Task objective:
Examine each line of the listing below. Copy those in which the string "UserApplication" appears.

Available data:
=== Section Start ===
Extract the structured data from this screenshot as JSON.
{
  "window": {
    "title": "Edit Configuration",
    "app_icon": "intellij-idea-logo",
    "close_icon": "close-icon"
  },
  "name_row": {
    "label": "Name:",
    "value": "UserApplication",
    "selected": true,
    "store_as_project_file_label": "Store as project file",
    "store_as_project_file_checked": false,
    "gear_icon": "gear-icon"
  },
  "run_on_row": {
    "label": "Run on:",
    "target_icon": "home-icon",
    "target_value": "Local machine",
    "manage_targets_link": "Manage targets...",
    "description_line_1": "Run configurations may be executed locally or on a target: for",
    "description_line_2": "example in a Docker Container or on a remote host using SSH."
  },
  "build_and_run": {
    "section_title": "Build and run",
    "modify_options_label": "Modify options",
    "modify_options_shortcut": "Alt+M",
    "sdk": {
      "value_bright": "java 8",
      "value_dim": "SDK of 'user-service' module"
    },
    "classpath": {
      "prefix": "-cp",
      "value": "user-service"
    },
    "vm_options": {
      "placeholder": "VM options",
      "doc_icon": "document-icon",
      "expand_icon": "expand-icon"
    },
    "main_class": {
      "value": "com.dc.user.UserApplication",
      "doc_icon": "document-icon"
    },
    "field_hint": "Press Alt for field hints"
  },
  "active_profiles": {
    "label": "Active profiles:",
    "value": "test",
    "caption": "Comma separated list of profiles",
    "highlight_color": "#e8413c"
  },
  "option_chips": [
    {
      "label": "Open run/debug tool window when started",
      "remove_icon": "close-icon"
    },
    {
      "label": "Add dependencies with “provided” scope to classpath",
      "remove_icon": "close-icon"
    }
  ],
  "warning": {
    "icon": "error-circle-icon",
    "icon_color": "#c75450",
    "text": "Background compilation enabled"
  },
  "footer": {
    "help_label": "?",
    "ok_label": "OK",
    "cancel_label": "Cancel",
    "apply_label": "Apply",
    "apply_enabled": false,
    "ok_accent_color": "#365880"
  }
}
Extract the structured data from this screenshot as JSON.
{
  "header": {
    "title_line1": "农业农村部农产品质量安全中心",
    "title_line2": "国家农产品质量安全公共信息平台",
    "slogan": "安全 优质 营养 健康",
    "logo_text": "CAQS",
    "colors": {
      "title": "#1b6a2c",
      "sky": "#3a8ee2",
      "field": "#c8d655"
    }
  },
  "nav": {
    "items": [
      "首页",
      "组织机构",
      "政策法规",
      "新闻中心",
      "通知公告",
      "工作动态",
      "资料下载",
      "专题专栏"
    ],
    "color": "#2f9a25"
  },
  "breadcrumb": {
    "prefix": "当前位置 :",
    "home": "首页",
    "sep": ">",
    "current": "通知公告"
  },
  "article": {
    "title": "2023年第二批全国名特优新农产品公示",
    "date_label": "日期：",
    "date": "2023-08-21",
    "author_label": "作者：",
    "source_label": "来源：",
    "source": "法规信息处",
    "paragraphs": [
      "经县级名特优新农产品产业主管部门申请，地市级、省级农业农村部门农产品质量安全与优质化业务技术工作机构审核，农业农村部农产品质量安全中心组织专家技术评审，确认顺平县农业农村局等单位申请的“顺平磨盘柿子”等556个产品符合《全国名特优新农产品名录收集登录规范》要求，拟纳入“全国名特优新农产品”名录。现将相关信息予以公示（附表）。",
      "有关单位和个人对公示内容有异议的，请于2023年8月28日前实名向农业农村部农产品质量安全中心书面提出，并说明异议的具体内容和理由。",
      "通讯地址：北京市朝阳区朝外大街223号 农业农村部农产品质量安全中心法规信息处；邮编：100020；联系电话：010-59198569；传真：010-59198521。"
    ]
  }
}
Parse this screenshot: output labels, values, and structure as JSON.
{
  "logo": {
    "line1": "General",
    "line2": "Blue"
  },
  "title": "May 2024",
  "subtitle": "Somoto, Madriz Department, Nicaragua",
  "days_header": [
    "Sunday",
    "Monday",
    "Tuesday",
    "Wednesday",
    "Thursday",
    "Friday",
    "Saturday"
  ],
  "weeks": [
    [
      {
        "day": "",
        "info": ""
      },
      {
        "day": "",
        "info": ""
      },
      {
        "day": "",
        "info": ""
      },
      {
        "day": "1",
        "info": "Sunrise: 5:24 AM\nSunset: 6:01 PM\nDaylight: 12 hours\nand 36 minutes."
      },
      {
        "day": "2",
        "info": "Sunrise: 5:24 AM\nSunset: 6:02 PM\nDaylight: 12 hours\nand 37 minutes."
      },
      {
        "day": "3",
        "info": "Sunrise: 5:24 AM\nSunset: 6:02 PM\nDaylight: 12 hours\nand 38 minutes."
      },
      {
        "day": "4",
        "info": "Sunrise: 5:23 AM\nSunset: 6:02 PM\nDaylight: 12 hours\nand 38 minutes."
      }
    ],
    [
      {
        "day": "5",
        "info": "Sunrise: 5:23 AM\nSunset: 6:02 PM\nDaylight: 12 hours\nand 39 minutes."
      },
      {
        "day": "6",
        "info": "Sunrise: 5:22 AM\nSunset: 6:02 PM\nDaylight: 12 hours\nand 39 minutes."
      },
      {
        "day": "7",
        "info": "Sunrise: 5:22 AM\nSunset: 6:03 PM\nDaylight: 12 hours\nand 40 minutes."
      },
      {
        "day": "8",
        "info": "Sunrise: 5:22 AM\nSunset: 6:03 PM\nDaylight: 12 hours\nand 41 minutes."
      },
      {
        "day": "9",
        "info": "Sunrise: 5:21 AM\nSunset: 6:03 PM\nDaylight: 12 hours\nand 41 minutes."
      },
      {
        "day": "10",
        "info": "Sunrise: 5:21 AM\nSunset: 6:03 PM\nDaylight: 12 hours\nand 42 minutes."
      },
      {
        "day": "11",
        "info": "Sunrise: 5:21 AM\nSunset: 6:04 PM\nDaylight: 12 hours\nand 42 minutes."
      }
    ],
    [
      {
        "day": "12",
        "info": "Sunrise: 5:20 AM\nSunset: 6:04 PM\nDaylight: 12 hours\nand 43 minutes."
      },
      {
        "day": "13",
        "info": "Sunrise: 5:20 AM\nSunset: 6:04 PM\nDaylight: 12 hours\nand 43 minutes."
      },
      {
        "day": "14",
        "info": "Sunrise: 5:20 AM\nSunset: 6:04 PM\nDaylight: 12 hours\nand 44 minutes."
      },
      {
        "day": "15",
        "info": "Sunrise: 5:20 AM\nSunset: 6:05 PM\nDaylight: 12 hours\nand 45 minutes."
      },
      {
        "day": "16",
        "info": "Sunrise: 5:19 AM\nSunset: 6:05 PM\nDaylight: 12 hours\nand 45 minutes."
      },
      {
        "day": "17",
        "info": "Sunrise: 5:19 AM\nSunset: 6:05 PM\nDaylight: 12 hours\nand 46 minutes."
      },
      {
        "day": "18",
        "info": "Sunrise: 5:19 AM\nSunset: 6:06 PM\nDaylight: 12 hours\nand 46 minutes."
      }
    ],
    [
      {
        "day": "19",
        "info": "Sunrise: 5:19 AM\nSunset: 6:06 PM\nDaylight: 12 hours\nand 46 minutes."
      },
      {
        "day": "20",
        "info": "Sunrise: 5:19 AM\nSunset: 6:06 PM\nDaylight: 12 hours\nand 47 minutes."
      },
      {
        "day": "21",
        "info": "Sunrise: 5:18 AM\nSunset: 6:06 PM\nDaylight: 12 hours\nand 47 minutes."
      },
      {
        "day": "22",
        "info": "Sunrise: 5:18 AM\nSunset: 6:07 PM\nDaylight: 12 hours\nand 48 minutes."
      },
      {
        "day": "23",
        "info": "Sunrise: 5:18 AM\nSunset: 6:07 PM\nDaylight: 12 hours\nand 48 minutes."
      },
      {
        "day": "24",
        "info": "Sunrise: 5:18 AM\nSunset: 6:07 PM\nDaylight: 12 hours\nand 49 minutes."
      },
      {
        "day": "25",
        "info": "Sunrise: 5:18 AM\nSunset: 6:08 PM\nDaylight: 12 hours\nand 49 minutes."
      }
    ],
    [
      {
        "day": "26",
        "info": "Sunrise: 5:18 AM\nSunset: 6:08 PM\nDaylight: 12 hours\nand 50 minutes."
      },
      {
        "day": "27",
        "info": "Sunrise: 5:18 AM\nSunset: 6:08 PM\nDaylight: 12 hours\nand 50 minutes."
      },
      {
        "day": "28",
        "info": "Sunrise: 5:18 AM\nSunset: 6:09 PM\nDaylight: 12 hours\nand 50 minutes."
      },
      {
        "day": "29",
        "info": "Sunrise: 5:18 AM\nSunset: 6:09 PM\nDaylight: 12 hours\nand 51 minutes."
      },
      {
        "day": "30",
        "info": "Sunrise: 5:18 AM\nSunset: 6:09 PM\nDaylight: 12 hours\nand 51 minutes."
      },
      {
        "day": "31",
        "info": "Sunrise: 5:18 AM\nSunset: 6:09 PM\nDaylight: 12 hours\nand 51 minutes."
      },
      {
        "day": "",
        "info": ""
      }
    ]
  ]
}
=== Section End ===
Response below:
    "value": "UserApplication",
      "value": "com.dc.user.UserApplication",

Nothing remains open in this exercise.